According to multiple reports, Rivera is sitting on a three-year, $45 million contract that will keep him with the Yankees. On the first day that Rivera, as a non-restricted free agent, was permitted to discuss financial terms with other clubs, the Yankees did not receive a conclusive decision.
Senior vice president Hank Steinbrenner told The Associated Press that the Yankees consider the latest offer a strong one, pointing out that Rivera -- who had 30 saves and a 3.15 ERA in 67 games for New York in 2007 -- would become the Major Leagues' highest-paid relief pitcher, by far.
The Mets' Billy Wagner currently owns baseball's largest contract, earning an average of $10.75 million annually over the course of a four-year deal.
"The ball's in their court," Steinbrenner told The AP. "If they still want to look for more somewhere else, that's up to them."
Rivera's agent, Fernando Cuza, did not respond to telephone messages left by MLB.com.
After finalizing their managerial situation by hiring Joe Girardi to replace Joe Torre and ostensibly cutting ties with All-Star third baseman Alex Rodriguez, the Yankees' main stated priorities for the month included pursuing Rivera and catcher Jorge Posada, both free agents.
Rivera, a lifelong Yankee who has a franchise-record 443 saves and 34 more in the postseason, remains as the mission objective on the club's target list. That follows the Yankees having secured a deal with Posada, hours before he would have become an unrestricted free agent at midnight ET on Tuesday.
Posada agreed to an upgraded version of the three-year, $40 million deal he and Rivera were both presented with, reportedly signing on after the Yankees tacked on a fourth year that brought the total contract to a value of $52.4 million.
Steinbrenner told The AP the Yankees saw good value in the signing.
"He's a catcher, but he can also later on be a DH," Steinbrenner said. "I'm fine with keeping his bat another four years. And as far as the salary is concerned, he was pretty logical. You can't argue with that. He didn't go nuts with what he asked for."
The Yankees likely could have negotiated a contract extension with Rivera -- along with Posada -- in Spring Training, but elected to wait until after the season. Now Rivera is the one forcing the club to wait, at least for another 24 hours.
Rivera was in the Dominican Republic on Monday, where he made a public statement that his first choice would be to return to the Yankees, but he would also entertain the idea of pitching for Torre with the Dodgers.

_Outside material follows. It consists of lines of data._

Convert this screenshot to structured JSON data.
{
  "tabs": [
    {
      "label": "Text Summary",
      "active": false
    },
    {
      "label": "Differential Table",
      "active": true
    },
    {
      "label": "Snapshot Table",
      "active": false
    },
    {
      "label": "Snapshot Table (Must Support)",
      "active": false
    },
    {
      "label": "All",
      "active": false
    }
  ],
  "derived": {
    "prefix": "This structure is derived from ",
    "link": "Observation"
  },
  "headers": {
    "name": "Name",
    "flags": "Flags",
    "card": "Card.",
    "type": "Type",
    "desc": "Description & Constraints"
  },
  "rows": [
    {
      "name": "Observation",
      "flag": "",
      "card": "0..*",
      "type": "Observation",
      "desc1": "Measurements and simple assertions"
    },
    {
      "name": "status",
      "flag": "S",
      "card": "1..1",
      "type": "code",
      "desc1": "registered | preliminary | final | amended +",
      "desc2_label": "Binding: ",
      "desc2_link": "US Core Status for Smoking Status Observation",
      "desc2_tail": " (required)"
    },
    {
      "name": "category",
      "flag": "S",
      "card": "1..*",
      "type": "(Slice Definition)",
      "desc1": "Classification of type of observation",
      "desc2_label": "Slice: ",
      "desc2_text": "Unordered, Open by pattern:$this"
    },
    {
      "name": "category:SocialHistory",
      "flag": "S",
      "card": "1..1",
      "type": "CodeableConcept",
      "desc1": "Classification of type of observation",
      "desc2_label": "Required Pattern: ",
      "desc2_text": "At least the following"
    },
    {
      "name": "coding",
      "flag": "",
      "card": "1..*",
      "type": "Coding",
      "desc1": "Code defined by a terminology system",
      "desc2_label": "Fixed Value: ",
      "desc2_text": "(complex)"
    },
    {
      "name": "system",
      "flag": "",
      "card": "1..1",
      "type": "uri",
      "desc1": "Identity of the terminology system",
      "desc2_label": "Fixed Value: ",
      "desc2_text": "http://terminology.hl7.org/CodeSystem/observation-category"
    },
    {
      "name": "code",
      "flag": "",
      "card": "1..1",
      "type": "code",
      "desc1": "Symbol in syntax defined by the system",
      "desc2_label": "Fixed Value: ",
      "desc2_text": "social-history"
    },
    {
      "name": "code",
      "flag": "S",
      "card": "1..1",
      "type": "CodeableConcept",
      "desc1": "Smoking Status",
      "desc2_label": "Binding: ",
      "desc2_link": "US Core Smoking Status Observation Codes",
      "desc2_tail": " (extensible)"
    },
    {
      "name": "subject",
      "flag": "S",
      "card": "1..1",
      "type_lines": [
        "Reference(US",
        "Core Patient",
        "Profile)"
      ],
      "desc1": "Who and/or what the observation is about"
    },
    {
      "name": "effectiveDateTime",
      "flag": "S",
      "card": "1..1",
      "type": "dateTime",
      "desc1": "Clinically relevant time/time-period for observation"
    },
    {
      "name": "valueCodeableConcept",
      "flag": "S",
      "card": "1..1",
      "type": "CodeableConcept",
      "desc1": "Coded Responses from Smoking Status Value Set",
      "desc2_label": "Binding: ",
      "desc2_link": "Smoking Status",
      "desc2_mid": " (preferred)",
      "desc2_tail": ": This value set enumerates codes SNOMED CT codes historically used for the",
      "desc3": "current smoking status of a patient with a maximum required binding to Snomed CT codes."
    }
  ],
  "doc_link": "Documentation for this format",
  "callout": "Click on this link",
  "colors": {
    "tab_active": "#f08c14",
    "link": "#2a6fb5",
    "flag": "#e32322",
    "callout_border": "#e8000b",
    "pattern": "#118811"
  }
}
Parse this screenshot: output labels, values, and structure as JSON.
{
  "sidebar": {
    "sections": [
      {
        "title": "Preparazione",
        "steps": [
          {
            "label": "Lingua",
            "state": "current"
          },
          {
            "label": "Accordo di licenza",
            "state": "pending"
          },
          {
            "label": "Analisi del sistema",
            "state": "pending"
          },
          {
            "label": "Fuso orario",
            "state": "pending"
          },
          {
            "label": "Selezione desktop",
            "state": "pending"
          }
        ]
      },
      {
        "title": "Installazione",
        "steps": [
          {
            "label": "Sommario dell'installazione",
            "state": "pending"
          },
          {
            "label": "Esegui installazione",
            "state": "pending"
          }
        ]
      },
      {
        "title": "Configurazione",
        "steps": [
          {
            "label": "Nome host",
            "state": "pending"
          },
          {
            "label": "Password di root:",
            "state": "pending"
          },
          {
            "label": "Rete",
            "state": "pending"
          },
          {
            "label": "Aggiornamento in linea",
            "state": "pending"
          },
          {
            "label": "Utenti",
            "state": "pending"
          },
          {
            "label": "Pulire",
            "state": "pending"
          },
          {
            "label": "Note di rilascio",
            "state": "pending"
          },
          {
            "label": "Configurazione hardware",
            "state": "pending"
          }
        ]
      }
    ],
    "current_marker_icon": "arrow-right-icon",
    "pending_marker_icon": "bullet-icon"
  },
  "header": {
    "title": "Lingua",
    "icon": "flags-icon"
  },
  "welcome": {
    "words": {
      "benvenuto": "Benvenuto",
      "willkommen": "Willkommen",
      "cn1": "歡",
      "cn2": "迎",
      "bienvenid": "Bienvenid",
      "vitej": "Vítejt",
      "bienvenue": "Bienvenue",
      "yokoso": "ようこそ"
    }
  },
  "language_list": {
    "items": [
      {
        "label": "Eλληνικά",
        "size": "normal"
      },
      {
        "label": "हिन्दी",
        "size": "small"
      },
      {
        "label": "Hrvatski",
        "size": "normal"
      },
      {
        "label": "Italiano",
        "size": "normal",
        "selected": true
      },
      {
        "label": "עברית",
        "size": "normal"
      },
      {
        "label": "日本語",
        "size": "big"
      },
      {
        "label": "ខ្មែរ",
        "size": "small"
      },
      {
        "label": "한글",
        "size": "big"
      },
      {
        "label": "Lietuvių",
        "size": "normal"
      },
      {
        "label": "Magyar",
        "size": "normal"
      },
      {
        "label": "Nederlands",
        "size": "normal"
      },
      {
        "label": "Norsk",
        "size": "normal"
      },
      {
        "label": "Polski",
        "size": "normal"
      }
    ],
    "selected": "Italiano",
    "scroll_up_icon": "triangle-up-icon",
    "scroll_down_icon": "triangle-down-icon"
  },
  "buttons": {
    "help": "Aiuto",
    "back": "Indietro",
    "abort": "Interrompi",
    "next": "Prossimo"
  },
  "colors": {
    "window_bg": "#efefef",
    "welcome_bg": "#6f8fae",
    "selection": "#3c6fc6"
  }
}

Aside from their dual pursuits of Posada and Rivera, the Yankees figure to begin testing the trade market as baseball's Winter Meetings approach next month, even as they wait patiently for a final decision from 35-year-old left-hander Andy Pettitte -- mulling retirement at home in the Houston area, even with a standing $16 million contract offer awaiting for 2008.
Steinbrenner told The AP that the Yankees would look into packages for the Marlins' Miguel Cabrera and investigate ace Johan Santana's situation with the Twins, though he cautioned that progress on both fronts "is very preliminary right now."
Bryan Hoch is a reporter for MLB.com. This story was not subject to the approval of Major League Baseball or its clubs.